ORACLE PARK — A single line of text appeared atop the day’s schedule and lineups in the Oracle Park home clubhouse on Friday: “4:10 meeting in clubhouse with Larry.”
President and CEO Larry Baer has been suspended without pay from the team since a physical altercation between him and his wife was caught on camera in March. He was reinstated on July 2, but was not on the road with the club as it traveled to San Diego.
Friday was Baer’s first chance to address the team and discuss with them the March 1 incident which has stained his reputation and made many Giants employees uncomfortable. The clubhouse was closed to media 20 minutes before usual, but Baer was already speaking with team personnel before the doors were closed.
“He just wanted to talk to the fellows for a little bit,” manager Bruce Bochy said. “That’s all I’m going to say. He wanted a few minutes. It was the first time he’s had a chance to address them,s o he just spent a few minutes with them.”
Baer was not the only Giants brass in the clubhouse before the series opener with the St. Louis Cardinals. President of baseball operations Farhan Zaidi was also in the entryway, but had left by the time Baer entered.
Baer, upon his suspension, was replaced as the designated control person (the team representative in league matters) by Robert Dean, whose wife and in-laws own a significant stake in the team (Baer owns about 5%).
Dean will continue to retain the title and responsibilities, which now include being Zaidi’s direct supervisor. In a change in practice, the club declared that Zaidi will report directly to Dean, not to Baer. Baer said a statement before his reinstatement that he would “fully embrace” the organizational changes, but did not speak with the media.

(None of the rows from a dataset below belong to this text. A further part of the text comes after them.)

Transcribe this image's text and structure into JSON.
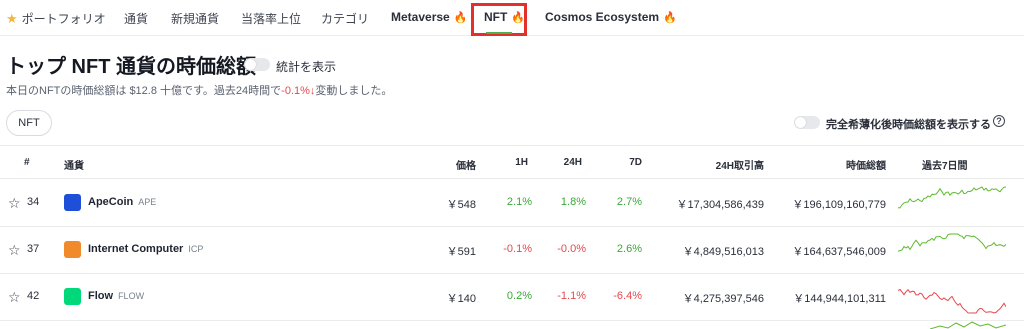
{
  "nav": {
    "items": [
      {
        "label": "ポートフォリオ",
        "star": true
      },
      {
        "label": "通貨"
      },
      {
        "label": "新規通貨"
      },
      {
        "label": "当落率上位"
      },
      {
        "label": "カテゴリ"
      },
      {
        "label": "Metaverse",
        "fire": true
      },
      {
        "label": "NFT",
        "fire": true,
        "active": true
      },
      {
        "label": "Cosmos Ecosystem",
        "fire": true
      }
    ]
  },
  "header": {
    "title": "トップ NFT 通貨の時価総額",
    "stats_toggle_label": "統計を表示",
    "subtitle_pre": "本日のNFTの時価総額は $12.8 十億です。過去24時間で",
    "subtitle_change": "-0.1%",
    "subtitle_arrow": "↓",
    "subtitle_post": "変動しました。"
  },
  "filters": {
    "pill_label": "NFT",
    "fdv_toggle_label": "完全希薄化後時価総額を表示する",
    "help_icon": "?"
  },
  "table": {
    "columns": {
      "rank": "#",
      "coin": "通貨",
      "price": "価格",
      "h1": "1H",
      "h24": "24H",
      "d7": "7D",
      "volume": "24H取引高",
      "mcap": "時価総額",
      "chart": "過去7日間"
    },
    "rows": [
      {
        "rank": "34",
        "name": "ApeCoin",
        "symbol": "APE",
        "price": "￥548",
        "h1": "2.1%",
        "h24": "1.8%",
        "d7": "2.7%",
        "volume": "￥17,304,586,439",
        "mcap": "￥196,109,160,779",
        "icon_color": "#1d4fd8",
        "trend_color": "#5dba2f"
      },
      {
        "rank": "37",
        "name": "Internet Computer",
        "symbol": "ICP",
        "price": "￥591",
        "h1": "-0.1%",
        "h24": "-0.0%",
        "d7": "2.6%",
        "volume": "￥4,849,516,013",
        "mcap": "￥164,637,546,009",
        "icon_color": "#f08a2a",
        "trend_color": "#5dba2f"
      },
      {
        "rank": "42",
        "name": "Flow",
        "symbol": "FLOW",
        "price": "￥140",
        "h1": "0.2%",
        "h24": "-1.1%",
        "d7": "-6.4%",
        "volume": "￥4,275,397,546",
        "mcap": "￥144,944,101,311",
        "icon_color": "#00d87a",
        "trend_color": "#e5484d"
      }
    ]
  }
}
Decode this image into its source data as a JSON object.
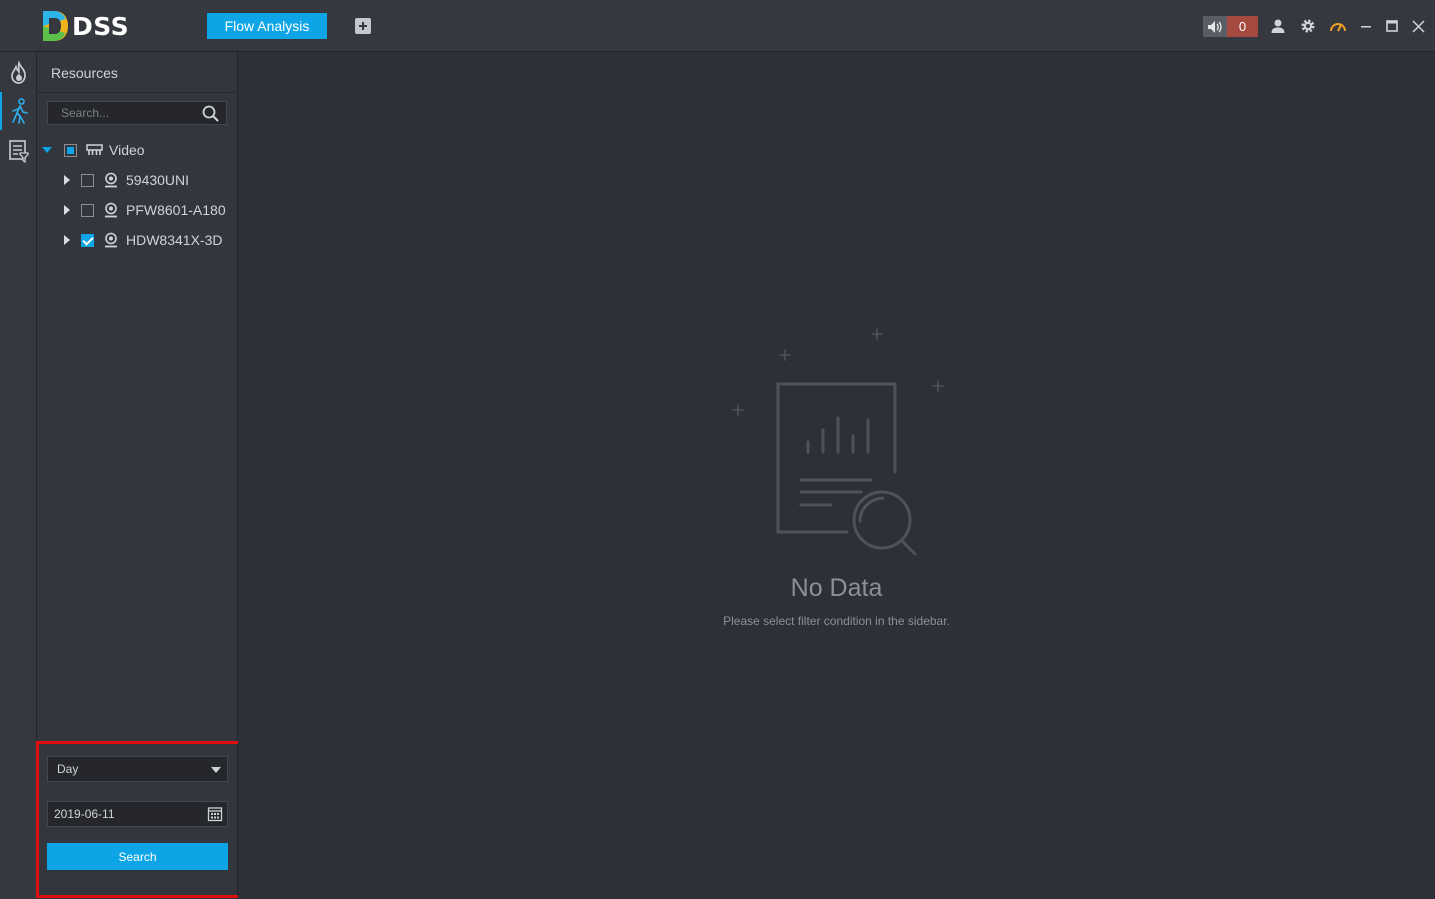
{
  "app": {
    "name": "DSS"
  },
  "tabs": [
    {
      "label": "Flow Analysis",
      "active": true
    }
  ],
  "topbar": {
    "alarm_count": "0"
  },
  "sidebar": {
    "title": "Resources",
    "search_placeholder": "Search...",
    "tree": {
      "root": {
        "label": "Video",
        "expanded": true,
        "check_state": "partial"
      },
      "children": [
        {
          "label": "59430UNI",
          "checked": false
        },
        {
          "label": "PFW8601-A180",
          "checked": false
        },
        {
          "label": "HDW8341X-3D",
          "checked": true
        }
      ]
    },
    "filter": {
      "period": {
        "selected": "Day"
      },
      "date": "2019-06-11",
      "search_label": "Search"
    }
  },
  "main": {
    "empty_title": "No Data",
    "empty_subtitle": "Please select filter condition in the sidebar."
  },
  "colors": {
    "accent": "#0ea5e6",
    "alarm": "#a6493f",
    "highlight_border": "#e10e0e"
  }
}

While Bruce Bochy is still going to retire at the end of the year — he joked on Friday that if he’d known they’d score 10 runs a game, as they did against the Padres this week, he’d be able to manage for a bit longer — he still is interested in the club’s future. He’ll be paying attention this Sunday when Joey Bart and Heliot Ramos — the club’s top two prospects — play in the All-Star Futures Game in Cleveland.

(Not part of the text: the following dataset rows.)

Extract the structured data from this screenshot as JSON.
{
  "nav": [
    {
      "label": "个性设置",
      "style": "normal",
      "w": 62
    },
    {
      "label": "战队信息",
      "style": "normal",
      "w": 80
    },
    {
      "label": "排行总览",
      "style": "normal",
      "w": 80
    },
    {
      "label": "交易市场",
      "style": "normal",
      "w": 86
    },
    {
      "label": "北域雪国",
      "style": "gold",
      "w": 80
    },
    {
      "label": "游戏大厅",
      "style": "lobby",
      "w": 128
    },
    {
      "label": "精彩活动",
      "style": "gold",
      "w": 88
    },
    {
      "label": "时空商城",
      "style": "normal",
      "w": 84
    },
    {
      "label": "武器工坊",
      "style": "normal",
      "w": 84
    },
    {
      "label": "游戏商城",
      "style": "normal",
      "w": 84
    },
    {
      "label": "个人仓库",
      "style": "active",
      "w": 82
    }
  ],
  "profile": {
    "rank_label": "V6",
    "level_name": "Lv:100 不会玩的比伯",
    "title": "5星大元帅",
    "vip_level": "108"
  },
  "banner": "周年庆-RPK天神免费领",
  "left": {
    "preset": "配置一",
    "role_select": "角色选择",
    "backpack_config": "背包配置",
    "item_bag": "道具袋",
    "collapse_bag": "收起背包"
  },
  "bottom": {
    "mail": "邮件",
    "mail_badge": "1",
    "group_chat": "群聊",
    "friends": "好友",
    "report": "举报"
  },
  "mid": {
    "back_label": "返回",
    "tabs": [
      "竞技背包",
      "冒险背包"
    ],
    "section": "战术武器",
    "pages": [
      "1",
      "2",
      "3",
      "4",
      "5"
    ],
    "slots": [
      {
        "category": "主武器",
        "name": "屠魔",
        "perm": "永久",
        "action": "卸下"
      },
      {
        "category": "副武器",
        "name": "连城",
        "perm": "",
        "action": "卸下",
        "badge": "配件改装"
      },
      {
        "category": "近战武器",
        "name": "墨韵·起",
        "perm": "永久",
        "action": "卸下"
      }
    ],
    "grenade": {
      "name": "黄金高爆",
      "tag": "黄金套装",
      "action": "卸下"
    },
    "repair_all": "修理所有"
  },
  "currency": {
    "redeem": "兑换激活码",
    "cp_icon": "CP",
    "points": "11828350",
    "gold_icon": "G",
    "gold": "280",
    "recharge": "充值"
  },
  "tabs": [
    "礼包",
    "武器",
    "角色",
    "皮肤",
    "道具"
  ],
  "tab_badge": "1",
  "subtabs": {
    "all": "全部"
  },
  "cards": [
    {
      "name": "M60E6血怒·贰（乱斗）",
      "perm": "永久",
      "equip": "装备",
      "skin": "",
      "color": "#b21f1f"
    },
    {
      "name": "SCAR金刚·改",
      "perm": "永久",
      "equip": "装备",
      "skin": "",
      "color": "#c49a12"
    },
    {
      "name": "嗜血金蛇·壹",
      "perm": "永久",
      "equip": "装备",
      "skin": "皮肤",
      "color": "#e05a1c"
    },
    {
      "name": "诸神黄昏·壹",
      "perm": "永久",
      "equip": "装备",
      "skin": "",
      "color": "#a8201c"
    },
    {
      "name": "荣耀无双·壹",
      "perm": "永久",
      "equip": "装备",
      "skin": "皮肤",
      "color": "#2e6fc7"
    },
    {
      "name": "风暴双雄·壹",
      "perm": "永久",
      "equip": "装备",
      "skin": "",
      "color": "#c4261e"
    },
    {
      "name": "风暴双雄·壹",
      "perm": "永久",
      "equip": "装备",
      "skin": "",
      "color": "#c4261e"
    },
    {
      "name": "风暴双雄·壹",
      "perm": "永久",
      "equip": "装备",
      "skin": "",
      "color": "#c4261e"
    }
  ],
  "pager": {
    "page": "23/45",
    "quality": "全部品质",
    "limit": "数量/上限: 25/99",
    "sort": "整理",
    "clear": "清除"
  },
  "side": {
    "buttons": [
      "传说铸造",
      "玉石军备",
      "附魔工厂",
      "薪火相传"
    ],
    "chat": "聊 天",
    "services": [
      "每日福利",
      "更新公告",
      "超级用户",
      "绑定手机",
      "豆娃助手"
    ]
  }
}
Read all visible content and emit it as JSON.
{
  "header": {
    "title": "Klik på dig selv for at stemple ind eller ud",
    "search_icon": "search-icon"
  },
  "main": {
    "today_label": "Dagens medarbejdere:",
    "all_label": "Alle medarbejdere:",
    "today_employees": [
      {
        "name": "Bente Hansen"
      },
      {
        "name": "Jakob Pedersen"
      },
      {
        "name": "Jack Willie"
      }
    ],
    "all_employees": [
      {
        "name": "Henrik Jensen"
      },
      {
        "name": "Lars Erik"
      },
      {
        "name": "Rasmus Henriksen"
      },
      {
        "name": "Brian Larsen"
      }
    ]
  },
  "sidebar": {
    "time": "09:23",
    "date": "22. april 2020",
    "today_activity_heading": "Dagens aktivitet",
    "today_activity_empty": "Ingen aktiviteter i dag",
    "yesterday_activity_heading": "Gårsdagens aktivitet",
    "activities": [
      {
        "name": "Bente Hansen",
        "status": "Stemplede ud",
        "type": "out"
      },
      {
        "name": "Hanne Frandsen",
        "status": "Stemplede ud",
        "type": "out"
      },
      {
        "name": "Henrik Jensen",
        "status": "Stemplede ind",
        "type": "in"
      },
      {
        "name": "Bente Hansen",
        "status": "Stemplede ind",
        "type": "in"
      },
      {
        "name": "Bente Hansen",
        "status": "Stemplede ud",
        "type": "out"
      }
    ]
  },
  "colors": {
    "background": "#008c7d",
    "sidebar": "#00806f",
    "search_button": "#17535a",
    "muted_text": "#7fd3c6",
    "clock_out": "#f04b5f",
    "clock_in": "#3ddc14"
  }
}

“Yeah, and I’ll get video,” said Bochy, who spoke recently with San Jose Giants manager Bill Hayes about the pair. “He likes them a lot. He’s excited about those two, and how good they can be, potentially, or even how good they are right now. It’s a shame Bart had a little setback, but he’s getting back in the flow of things now.”
Bart fractured the second metacarpal on his left hand when he was hit by a pitch in April. Before that, he’d been hitting .270 with two homers, two doubles, a triple and eight RBIs. He’s been a bit slow out of the gates since returning, hitting .231 with one homer in 23 games.

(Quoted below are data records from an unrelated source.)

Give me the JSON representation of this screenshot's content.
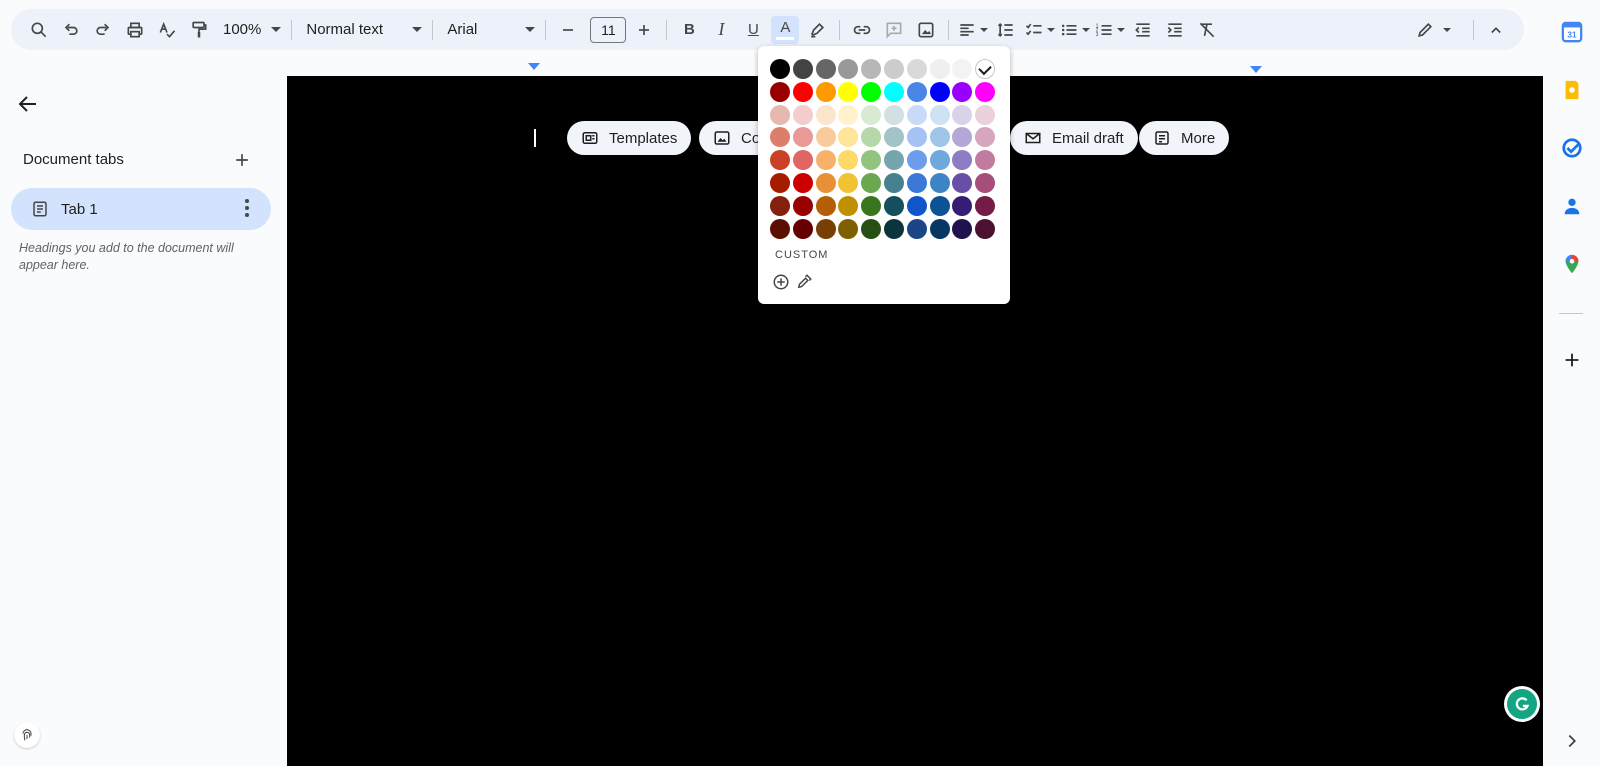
{
  "toolbar": {
    "zoom": "100%",
    "style": "Normal text",
    "font": "Arial",
    "font_size": "11",
    "icons": [
      "search-icon",
      "undo-icon",
      "redo-icon",
      "print-icon",
      "spellcheck-icon",
      "paint-format-icon",
      "decrease-font-icon",
      "increase-font-icon",
      "bold-icon",
      "italic-icon",
      "underline-icon",
      "text-color-icon",
      "highlight-icon",
      "link-icon",
      "add-comment-icon",
      "image-icon",
      "align-icon",
      "line-spacing-icon",
      "checklist-icon",
      "bullet-list-icon",
      "numbered-list-icon",
      "decrease-indent-icon",
      "increase-indent-icon",
      "clear-format-icon",
      "editing-mode-icon",
      "collapse-icon"
    ],
    "bold_label": "B",
    "italic_label": "I",
    "underline_label": "U",
    "text_color_label": "A"
  },
  "left_panel": {
    "title": "Document tabs",
    "tab": {
      "label": "Tab 1"
    },
    "hint": "Headings you add to the document will appear here."
  },
  "doc": {
    "background": "#000000",
    "chips": [
      {
        "label": "Templates",
        "icon": "templates-icon"
      },
      {
        "label": "Co",
        "icon": "image-icon"
      },
      {
        "label": "Email draft",
        "icon": "email-icon"
      },
      {
        "label": "More",
        "icon": "more-icon"
      }
    ]
  },
  "color_picker": {
    "selected": "#ffffff",
    "custom_label": "CUSTOM",
    "rows": [
      [
        "#000000",
        "#434343",
        "#666666",
        "#999999",
        "#b7b7b7",
        "#cccccc",
        "#d9d9d9",
        "#efefef",
        "#f3f3f3",
        "#ffffff"
      ],
      [
        "#980000",
        "#ff0000",
        "#ff9900",
        "#ffff00",
        "#00ff00",
        "#00ffff",
        "#4a86e8",
        "#0000ff",
        "#9900ff",
        "#ff00ff"
      ],
      [
        "#e6b8af",
        "#f4cccc",
        "#fce5cd",
        "#fff2cc",
        "#d9ead3",
        "#d0e0e3",
        "#c9daf8",
        "#cfe2f3",
        "#d9d2e9",
        "#ead1dc"
      ],
      [
        "#dd7e6b",
        "#ea9999",
        "#f9cb9c",
        "#ffe599",
        "#b6d7a8",
        "#a2c4c9",
        "#a4c2f4",
        "#9fc5e8",
        "#b4a7d6",
        "#d5a6bd"
      ],
      [
        "#cc4125",
        "#e06666",
        "#f6b26b",
        "#ffd966",
        "#93c47d",
        "#76a5af",
        "#6d9eeb",
        "#6fa8dc",
        "#8e7cc3",
        "#c27ba0"
      ],
      [
        "#a61c00",
        "#cc0000",
        "#e69138",
        "#f1c232",
        "#6aa84f",
        "#45818e",
        "#3c78d8",
        "#3d85c6",
        "#674ea7",
        "#a64d79"
      ],
      [
        "#85200c",
        "#990000",
        "#b45f06",
        "#bf9000",
        "#38761d",
        "#134f5c",
        "#1155cc",
        "#0b5394",
        "#351c75",
        "#741b47"
      ],
      [
        "#5b0f00",
        "#660000",
        "#783f04",
        "#7f6000",
        "#274e13",
        "#0c343d",
        "#1c4587",
        "#073763",
        "#20124d",
        "#4c1130"
      ]
    ]
  },
  "right_bar": {
    "icons": [
      "calendar-icon",
      "keep-icon",
      "tasks-icon",
      "contacts-icon",
      "maps-icon",
      "add-icon",
      "expand-icon"
    ],
    "calendar_day": "31"
  }
}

Ramos, San Francisco’s No. 2 prospect, is hitting .298 this season with nine homers, 29 RBIs and 11 doubles in 52 games with an .879 OPS.
Injured left-handed reliever Travis Bergen has suffered a set-back in his rehab from a left shoulder strain.
He felt tightness in his left shoulder the day after his last rehab outing — a one-inning stint in which he allowed two hits and an earned run on July 1 against Albuquerque — and returned to the Giants to have it evaluated by team doctors.
“We’re going to back him off for a week, and then re-evaluate him,” Bochy said. “He’ll be off during the All-Star Break from throwing, and then get the process going again.”
In nine minor league appearances this season, he has thrown 8 2/3 innings and posted a 6.23 ERA, with opposing batters hitting .278 against him. In 18 games with the Giants before he went down, Bergen was 2-0 with a 4.24 ERA and held opposing batters to a .222 average.
Bochy spent his first July 4 off since 1974 playing golf. He shot an 88.